Brother Silence: He who stumbles around in darkness with a stick is blind. But he who… sticks out in darkness… is… fluorescent!
Lodge: Lose fifty experience.
Daphne: What did the barmaid say?
Flynn the Fine: “Oh, yes. Oh, yes. Oh gods, yes.”
Daphne: About Mort Kemnon, dumbass?
Gary: So, how much experience do I get for the peasant?
Luster (male): [after accidently killing Flynn] So, how much experience do I get for the bard?
[Leo’s employees are writing numerous copies of his character sheet]
Game Store Employee: How many of these do you actually need?
Leo: Let me answer that with another question: shut up!
Brother Silence: The four elements, like man alone, are weak. But together they form the strong fifth element: boron.
Flynn the Fine: What is that heavenly music?
Priestess: The Hymn to Therin. It calls to our goddess.
Leo: [voice-over] I seduce the priestess!
Lodge: [voice-over] She’s taken a vow of celibacy!
Leo: [voice-over] Dude, 20 ranks in seduction!
Flynn the Fine: [to priestess] Hey, baby. Wanna tune my mandolin?
[rolls and the priestess and Flynn leave the room]
Daphne: [to Hierophant] Please understand the horny Bard does not represent us.
The Inquisitor: Hail, Flynn the Fine.
Flynn the Fine: Hail, random creepy knight guy.
Lodge: [voice-over] Dumbass, bardic knowledge.
Flynn the Fine: Oh, yeah, right! You are totally…
Lodge: [voice-over] The Lord High Inquisitor…
Flynn the Fine: The Lord High Inquisitor…
Lodge: [voice-over] … of the Grand Illuminated Holy Order of Therin.
Flynn the Fine: [pause] What he said! Hail.

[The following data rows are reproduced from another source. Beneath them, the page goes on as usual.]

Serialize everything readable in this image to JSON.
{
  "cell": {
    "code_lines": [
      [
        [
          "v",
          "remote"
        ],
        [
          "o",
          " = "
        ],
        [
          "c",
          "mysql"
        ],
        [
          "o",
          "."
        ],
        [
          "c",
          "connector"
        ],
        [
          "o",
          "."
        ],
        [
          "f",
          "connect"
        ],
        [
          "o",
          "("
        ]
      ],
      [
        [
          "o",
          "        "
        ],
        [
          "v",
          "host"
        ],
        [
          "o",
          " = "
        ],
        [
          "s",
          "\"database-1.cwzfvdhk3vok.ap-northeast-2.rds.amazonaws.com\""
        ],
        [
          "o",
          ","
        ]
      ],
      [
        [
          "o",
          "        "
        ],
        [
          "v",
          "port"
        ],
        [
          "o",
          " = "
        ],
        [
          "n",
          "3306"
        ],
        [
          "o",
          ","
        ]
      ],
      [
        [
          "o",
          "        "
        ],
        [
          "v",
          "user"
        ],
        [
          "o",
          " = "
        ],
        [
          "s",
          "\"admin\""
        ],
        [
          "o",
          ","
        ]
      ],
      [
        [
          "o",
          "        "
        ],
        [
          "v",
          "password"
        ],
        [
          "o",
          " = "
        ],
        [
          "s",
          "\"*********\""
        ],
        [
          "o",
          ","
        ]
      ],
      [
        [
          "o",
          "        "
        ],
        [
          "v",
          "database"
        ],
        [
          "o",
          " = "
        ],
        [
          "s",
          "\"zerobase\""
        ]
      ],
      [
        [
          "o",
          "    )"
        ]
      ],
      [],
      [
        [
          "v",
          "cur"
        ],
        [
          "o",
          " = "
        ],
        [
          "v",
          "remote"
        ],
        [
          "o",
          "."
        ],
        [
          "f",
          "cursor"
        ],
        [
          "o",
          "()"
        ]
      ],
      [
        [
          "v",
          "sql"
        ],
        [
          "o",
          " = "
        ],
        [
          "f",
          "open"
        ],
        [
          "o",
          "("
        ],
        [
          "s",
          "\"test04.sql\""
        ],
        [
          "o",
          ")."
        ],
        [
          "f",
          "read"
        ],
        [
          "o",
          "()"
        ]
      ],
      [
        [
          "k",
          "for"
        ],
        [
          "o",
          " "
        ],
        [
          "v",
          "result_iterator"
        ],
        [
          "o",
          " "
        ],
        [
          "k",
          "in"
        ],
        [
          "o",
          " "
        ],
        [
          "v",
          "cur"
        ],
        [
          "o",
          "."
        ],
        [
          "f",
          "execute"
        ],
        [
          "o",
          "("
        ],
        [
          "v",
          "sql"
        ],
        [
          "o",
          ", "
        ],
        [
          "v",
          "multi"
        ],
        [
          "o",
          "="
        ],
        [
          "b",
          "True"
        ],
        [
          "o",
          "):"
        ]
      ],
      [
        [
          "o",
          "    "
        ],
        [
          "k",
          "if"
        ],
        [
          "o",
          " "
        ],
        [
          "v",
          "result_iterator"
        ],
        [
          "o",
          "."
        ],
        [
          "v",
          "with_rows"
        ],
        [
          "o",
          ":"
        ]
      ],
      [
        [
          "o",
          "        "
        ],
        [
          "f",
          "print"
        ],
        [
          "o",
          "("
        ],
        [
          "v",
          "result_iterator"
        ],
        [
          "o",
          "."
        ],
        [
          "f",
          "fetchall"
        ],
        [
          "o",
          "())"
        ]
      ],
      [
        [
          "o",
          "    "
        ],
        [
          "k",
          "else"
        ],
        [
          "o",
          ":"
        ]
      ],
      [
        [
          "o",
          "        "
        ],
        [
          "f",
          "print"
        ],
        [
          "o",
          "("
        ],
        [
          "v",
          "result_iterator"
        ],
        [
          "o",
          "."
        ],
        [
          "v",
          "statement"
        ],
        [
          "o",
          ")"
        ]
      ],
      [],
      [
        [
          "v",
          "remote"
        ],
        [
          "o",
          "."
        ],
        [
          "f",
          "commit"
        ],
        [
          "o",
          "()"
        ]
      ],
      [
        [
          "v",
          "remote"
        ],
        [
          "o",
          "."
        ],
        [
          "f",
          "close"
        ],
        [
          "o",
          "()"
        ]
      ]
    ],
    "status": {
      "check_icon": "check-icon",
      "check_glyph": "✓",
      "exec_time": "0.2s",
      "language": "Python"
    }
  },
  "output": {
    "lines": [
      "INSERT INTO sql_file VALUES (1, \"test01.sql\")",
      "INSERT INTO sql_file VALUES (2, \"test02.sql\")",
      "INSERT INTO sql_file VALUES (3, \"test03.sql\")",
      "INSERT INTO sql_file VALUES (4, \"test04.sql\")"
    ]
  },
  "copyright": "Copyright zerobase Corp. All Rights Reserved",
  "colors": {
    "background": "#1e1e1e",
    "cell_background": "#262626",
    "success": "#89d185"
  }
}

Gary: I’m a wild mage. WILD! But you losers can call me “sorceress”. That’s right. I’m playing a chick.
Leo: Dude, you hot?
Gary: Seventeen charisma.
Leo: Wanna have sex?
Leo: Great! I seduce him, uh her.
Sir Osric: What do you have against peasants, murderous trollop?
Luster: Just a general, all-purpose loathing.
Lodge: You can’t use a lightsaber! It… it’s not even the right system!
Cass: I see no lightsaber. That would be a copyright infringement. I see a psionic spirit blade.
Lodge: [narrating] Flynn is alone with the Grimmoire.
Leo: I stab it! Wait! I BACKSTAB it!
Cass: Good call.
Lodge: Y-y-you can’t backstab it! You can’t *sneak-attack* an inanimate object!
Leo: Why not? It’s PRONE!
Lodge: It doesn’t have a discernible anatomy!
Leo: It’s got a SPINE! Doesn’t it?
[Leo rolls a fumble, causing Flynn to stab himself]
Leo: [in shock] Bards suck.
Lodge: That… was unprecedented, Leo.
If You Liked This Movie, Try These:
- The Gamers
- Dungeons & Dragons
- Mazes & Monsters